For that, you can spread some blame around. 2016 had kicked off with a $9,299 drop in Category A’s price, which set the scene for a buying frenzy. Showrooms had already become crowded a week before the show itself opened. “If you drove around Leng Kee, you could see it for yourself,” says Wolfgang Huppenbauer, the president and chief executive of Daimler Southeast Asia, the importer of Mercedes-Benz vehicles here.
Then came the show itself, with its strong focus on mass-market, mainstream car buyers (ours is a motorshow with no exotic cars but plenty of practical ones, remember), and any number of significant new models on offer from Category A: the Mitsubishi Lancer EX, the Suzuki Ciaz RS, the Mazda 2 Sedan (pictured below) and the new Nissan Pulsar, to say nothing of the BMW 216d Gran Tourer and its seven seats.
“I think, in the two weeks including the (motor) show, we did maybe one month’s worth of sales. Maybe one-and-a-half months, in fact,” says a senior operations manager from a multi-brand franchise. “But nothing moved in Cat B.”
To be fair, the Motorshow saw its share of car launches in the Category B end of the market, as well.

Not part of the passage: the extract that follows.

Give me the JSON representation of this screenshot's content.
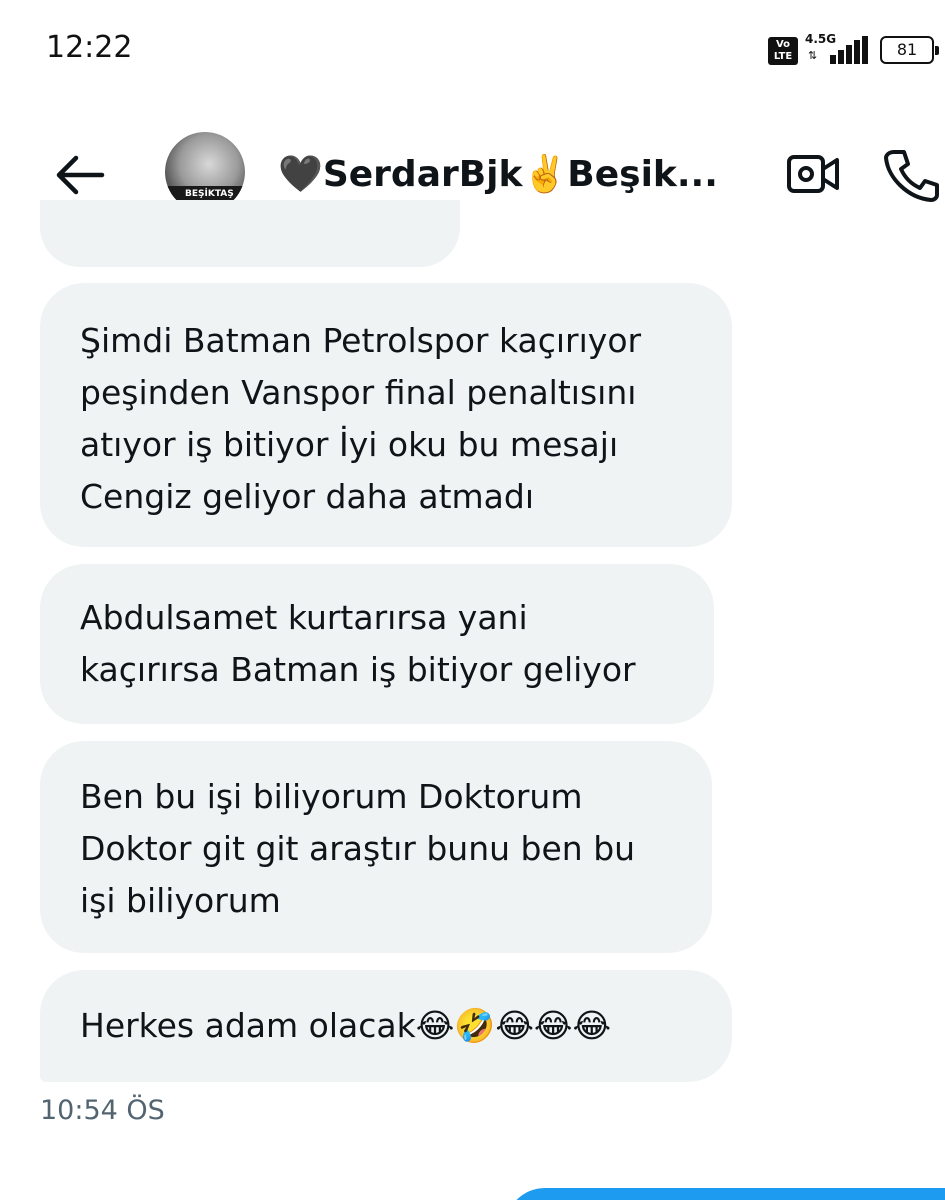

The new Toyota RAV4, the Lexus IS 200t, the Honda Legend and the enormous Infiniti QX80 were just some of the interesting ones that made their debut there.
Yet, with cars in general becoming more affordable than they have been in years, it was the turn of mass-market stuff in Category A to roll under the spotlight.

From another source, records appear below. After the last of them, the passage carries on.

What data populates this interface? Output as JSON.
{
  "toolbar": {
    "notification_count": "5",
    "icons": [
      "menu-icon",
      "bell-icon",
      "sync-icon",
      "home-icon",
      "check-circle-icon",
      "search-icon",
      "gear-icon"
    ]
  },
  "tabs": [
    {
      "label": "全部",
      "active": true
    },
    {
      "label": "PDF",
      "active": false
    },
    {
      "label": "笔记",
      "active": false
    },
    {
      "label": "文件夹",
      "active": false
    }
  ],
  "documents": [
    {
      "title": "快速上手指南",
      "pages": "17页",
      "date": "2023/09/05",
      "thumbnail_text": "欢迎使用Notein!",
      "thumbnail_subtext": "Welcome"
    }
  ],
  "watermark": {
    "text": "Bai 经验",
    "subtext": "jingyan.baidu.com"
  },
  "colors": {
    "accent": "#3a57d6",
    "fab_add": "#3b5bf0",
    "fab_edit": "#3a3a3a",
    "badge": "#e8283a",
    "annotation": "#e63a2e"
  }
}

But as this week’s COE results suggest, will their cheapness cancel out their cheapness?
Short-term yes, long-term no.
FIRST PROPERTY, THEN SHARES, THEN… COES?
Famed American investor Jim Rogers has a saying: the cure for high prices is always high prices. The billionaire may have been talking about commodities, but the same applies to some extent to COEs.

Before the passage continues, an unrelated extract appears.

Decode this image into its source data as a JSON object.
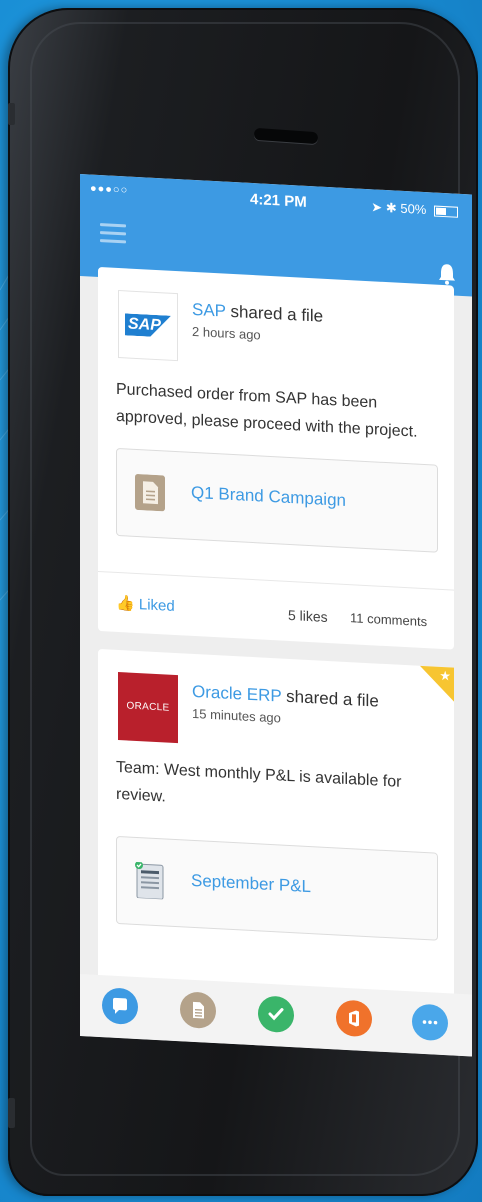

This week’s Category A results will lift car prices and put off some car buyers. Last week more than 10 new cars could be bought for less than $90,000, but after today there will be hardly any, and if nothing else, shoppers are likely to wait and see what happens.
That won’t prompt a collapse in prices, mind you. Category A’s order books are likely to take some time to fulfill, so over the next few months dealers will have to keep bidding for COEs to register cars sold before and during the Motorshow.
Some expect this leftover demand to stay strong till March or so.
But beyond that, the rest of 2016 holds good news for car buyers: we might see $40,000 to $45,000 as the new normal for COE prices. That’s the view of one chief executive for a three-brand dealership we spoke to on condition of anonymity.
His thinking is that, whatever the demand situation, the COE supply will grow this year.
Poor sentiment about the economy and a bearish outlook for the stock and property markets point to soft COE prices in 2016...
The number of COEs is mainly determined by how many cars are de-registered; when one car leaves the road, it creates room for a fresh COE so that a new one can take its place.
And according to figures from the Land Transport Authority, this year more than 100,000 cars will turn 10 years old. That’s when their owners must decide whether to renew their COEs or send their cars off to the grim deregistration reaper.
The vast majority tend to choose deregistration, so a fat COE supply in 2016 should be the result. How fat? “The COE release for passenger cars is expected to be about 85,000 to 95,000, compared to about 55,000 to 58,000 in 2015,” says the CEO we spoke to.
Indeed, the COE harvest is already looking plentiful. Come February, there will be 4,057 certificates a month for Category A car buyers, up from 3,313. Category B’s supply gets bumped up to 2,417 (from 2,049) and Category E sees its supply grow to 892 (from 720).
Throw in a generally poor sentiment about the economy this year, along with a bearish outlook for the stock and property markets, and soft prices seem a given in 2016.
Just how soft? Both the ST Index for shares and the URA’s Property Price Index are down to 2011 levels. They say things come in threes, don’t they?
* for cars with engines up to 1.6 litres in size and less than 130bhp in output
** for cars with engines bigger than 1.6 litres or more powerful than 130bhp
*** for any kind of motorised vehicle, but almost certainly used only for cars